## Problem
Output all of the records word for word and drop the images.

★ ★ ★ ★

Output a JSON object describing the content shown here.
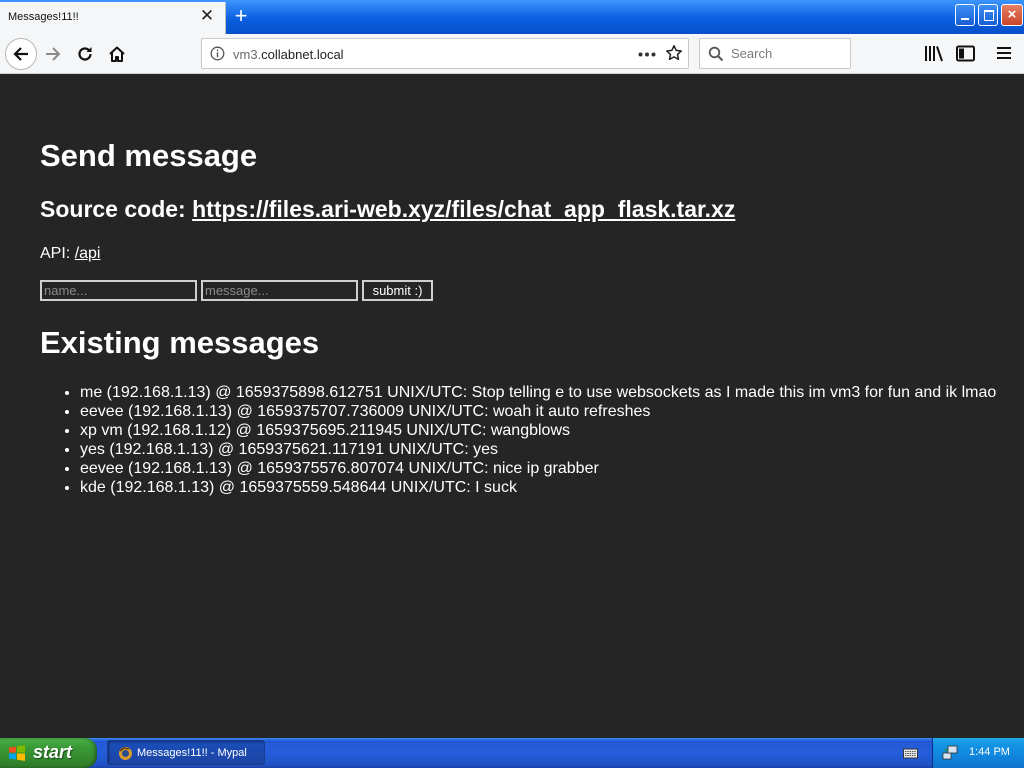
{
  "browser": {
    "tab_title": "Messages!11!!",
    "tab_close_label": "✕",
    "new_tab_label": "+",
    "url_host_prefix": "vm3.",
    "url_domain": "collabnet.local",
    "search_placeholder": "Search"
  },
  "page": {
    "send_heading": "Send message",
    "source_prefix": "Source code: ",
    "source_link": "https://files.ari-web.xyz/files/chat_app_flask.tar.xz",
    "api_prefix": "API: ",
    "api_link": "/api",
    "name_placeholder": "name...",
    "message_placeholder": "message...",
    "submit_label": "submit :)",
    "existing_heading": "Existing messages",
    "messages": [
      "me (192.168.1.13) @ 1659375898.612751 UNIX/UTC: Stop telling e to use websockets as I made this im vm3 for fun and ik lmao",
      "eevee (192.168.1.13) @ 1659375707.736009 UNIX/UTC: woah it auto refreshes",
      "xp vm (192.168.1.12) @ 1659375695.211945 UNIX/UTC: wangblows",
      "yes (192.168.1.13) @ 1659375621.117191 UNIX/UTC: yes",
      "eevee (192.168.1.13) @ 1659375576.807074 UNIX/UTC: nice ip grabber",
      "kde (192.168.1.13) @ 1659375559.548644 UNIX/UTC: I suck"
    ]
  },
  "taskbar": {
    "start_label": "start",
    "task_label": "Messages!11!! - Mypal",
    "clock": "1:44 PM"
  },
  "colors": {
    "page_background": "#252525",
    "page_text": "#ffffff",
    "titlebar_blue": "#0a5fe0",
    "start_green": "#3a9a37"
  },
  "icons": {
    "back": "arrow-left-icon",
    "forward": "arrow-right-icon",
    "reload": "reload-icon",
    "home": "home-icon",
    "info": "info-icon",
    "page_actions": "ellipsis-icon",
    "bookmark": "star-icon",
    "search": "search-icon",
    "library": "library-icon",
    "sidebar": "sidebar-icon",
    "menu": "hamburger-menu-icon"
  }
}
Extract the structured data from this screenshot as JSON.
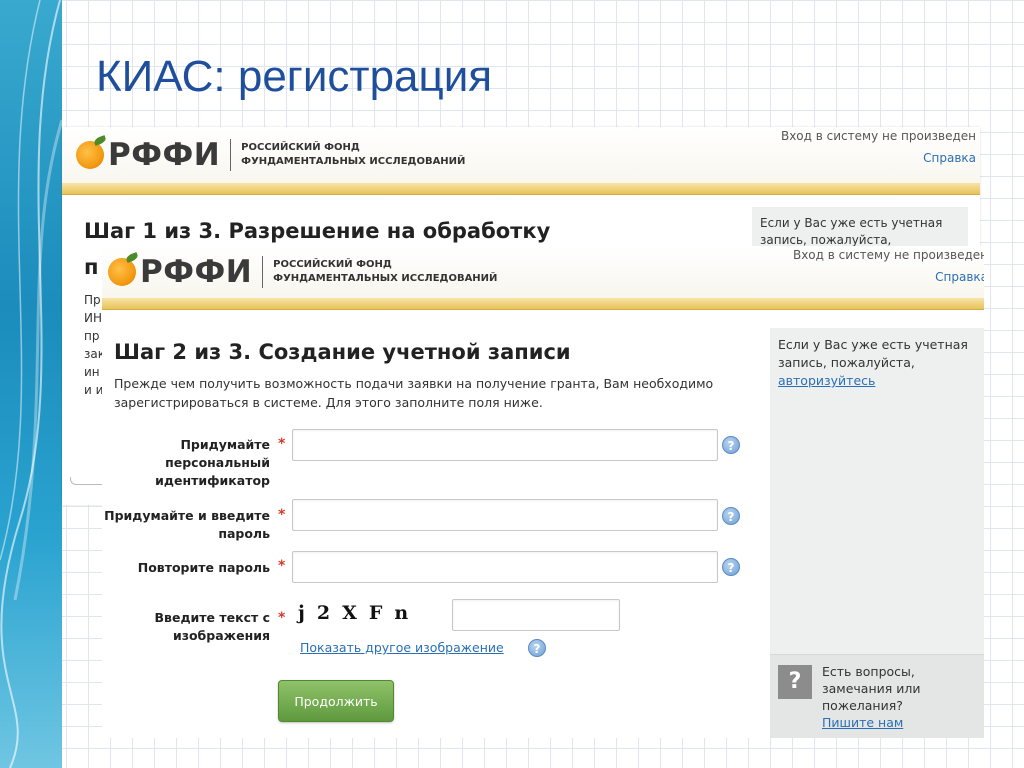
{
  "slide": {
    "title": "КИАС: регистрация"
  },
  "brand": {
    "name": "РФФИ",
    "subtitle_line1": "РОССИЙСКИЙ ФОНД",
    "subtitle_line2": "ФУНДАМЕНТАЛЬНЫХ ИССЛЕДОВАНИЙ",
    "login_status": "Вход в систему не произведен",
    "help_link": "Справка"
  },
  "step1": {
    "title": "Шаг 1 из 3. Разрешение на обработку",
    "title_cont": "п",
    "sidebar_text": "Если у Вас уже есть учетная запись, пожалуйста,",
    "paragraph_fragments": [
      "Пр",
      "ИН",
      "пр",
      "зак",
      "ин",
      "и и"
    ]
  },
  "step2": {
    "title": "Шаг 2 из 3. Создание учетной записи",
    "intro": "Прежде чем получить возможность подачи заявки на получение гранта, Вам необходимо зарегистрироваться в системе. Для этого заполните поля ниже.",
    "sidebar_text": "Если у Вас уже есть учетная запись, пожалуйста,",
    "sidebar_link": "авторизуйтесь",
    "fields": {
      "identifier_label": "Придумайте персональный идентификатор",
      "identifier_value": "",
      "password_label": "Придумайте и введите пароль",
      "password_value": "",
      "repeat_label": "Повторите пароль",
      "repeat_value": "",
      "captcha_label": "Введите текст с изображения",
      "captcha_value": ""
    },
    "required_mark": "*",
    "help_glyph": "?",
    "captcha_text": "j2XFn",
    "other_image_link": "Показать другое изображение",
    "continue_button": "Продолжить",
    "questions": {
      "icon_glyph": "?",
      "text": "Есть вопросы, замечания или пожелания?",
      "link": "Пишите нам"
    }
  },
  "colors": {
    "title_blue": "#1f4f9c",
    "gold_bar": "#e8c25a",
    "link_blue": "#2a6fb5",
    "required_red": "#d43a2a",
    "button_green": "#6fa94a"
  }
}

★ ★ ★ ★

## Result of the task
Output a JSON object describing the content shown here.
{
  "browser": {
    "tab_title": "Messages!11!!",
    "tab_close_label": "✕",
    "new_tab_label": "+",
    "url_host_prefix": "vm3.",
    "url_domain": "collabnet.local",
    "search_placeholder": "Search"
  },
  "page": {
    "send_heading": "Send message",
    "source_prefix": "Source code: ",
    "source_link": "https://files.ari-web.xyz/files/chat_app_flask.tar.xz",
    "api_prefix": "API: ",
    "api_link": "/api",
    "name_placeholder": "name...",
    "message_placeholder": "message...",
    "submit_label": "submit :)",
    "existing_heading": "Existing messages",
    "messages": [
      "me (192.168.1.13) @ 1659375898.612751 UNIX/UTC: Stop telling e to use websockets as I made this im vm3 for fun and ik lmao",
      "eevee (192.168.1.13) @ 1659375707.736009 UNIX/UTC: woah it auto refreshes",
      "xp vm (192.168.1.12) @ 1659375695.211945 UNIX/UTC: wangblows",
      "yes (192.168.1.13) @ 1659375621.117191 UNIX/UTC: yes",
      "eevee (192.168.1.13) @ 1659375576.807074 UNIX/UTC: nice ip grabber",
      "kde (192.168.1.13) @ 1659375559.548644 UNIX/UTC: I suck"
    ]
  },
  "taskbar": {
    "start_label": "start",
    "task_label": "Messages!11!! - Mypal",
    "clock": "1:44 PM"
  },
  "colors": {
    "page_background": "#252525",
    "page_text": "#ffffff",
    "titlebar_blue": "#0a5fe0",
    "start_green": "#3a9a37"
  },
  "icons": {
    "back": "arrow-left-icon",
    "forward": "arrow-right-icon",
    "reload": "reload-icon",
    "home": "home-icon",
    "info": "info-icon",
    "page_actions": "ellipsis-icon",
    "bookmark": "star-icon",
    "search": "search-icon",
    "library": "library-icon",
    "sidebar": "sidebar-icon",
    "menu": "hamburger-menu-icon"
  }
}
Extract the structured data from this screenshot as JSON.
{
  "slide": {
    "title": "КИАС: регистрация"
  },
  "brand": {
    "name": "РФФИ",
    "subtitle_line1": "РОССИЙСКИЙ ФОНД",
    "subtitle_line2": "ФУНДАМЕНТАЛЬНЫХ ИССЛЕДОВАНИЙ",
    "login_status": "Вход в систему не произведен",
    "help_link": "Справка"
  },
  "step1": {
    "title": "Шаг 1 из 3. Разрешение на обработку",
    "title_cont": "п",
    "sidebar_text": "Если у Вас уже есть учетная запись, пожалуйста,",
    "paragraph_fragments": [
      "Пр",
      "ИН",
      "пр",
      "зак",
      "ин",
      "и и"
    ]
  },
  "step2": {
    "title": "Шаг 2 из 3. Создание учетной записи",
    "intro": "Прежде чем получить возможность подачи заявки на получение гранта, Вам необходимо зарегистрироваться в системе. Для этого заполните поля ниже.",
    "sidebar_text": "Если у Вас уже есть учетная запись, пожалуйста,",
    "sidebar_link": "авторизуйтесь",
    "fields": {
      "identifier_label": "Придумайте персональный идентификатор",
      "identifier_value": "",
      "password_label": "Придумайте и введите пароль",
      "password_value": "",
      "repeat_label": "Повторите пароль",
      "repeat_value": "",
      "captcha_label": "Введите текст с изображения",
      "captcha_value": ""
    },
    "required_mark": "*",
    "help_glyph": "?",
    "captcha_text": "j2XFn",
    "other_image_link": "Показать другое изображение",
    "continue_button": "Продолжить",
    "questions": {
      "icon_glyph": "?",
      "text": "Есть вопросы, замечания или пожелания?",
      "link": "Пишите нам"
    }
  },
  "colors": {
    "title_blue": "#1f4f9c",
    "gold_bar": "#e8c25a",
    "link_blue": "#2a6fb5",
    "required_red": "#d43a2a",
    "button_green": "#6fa94a"
  }
}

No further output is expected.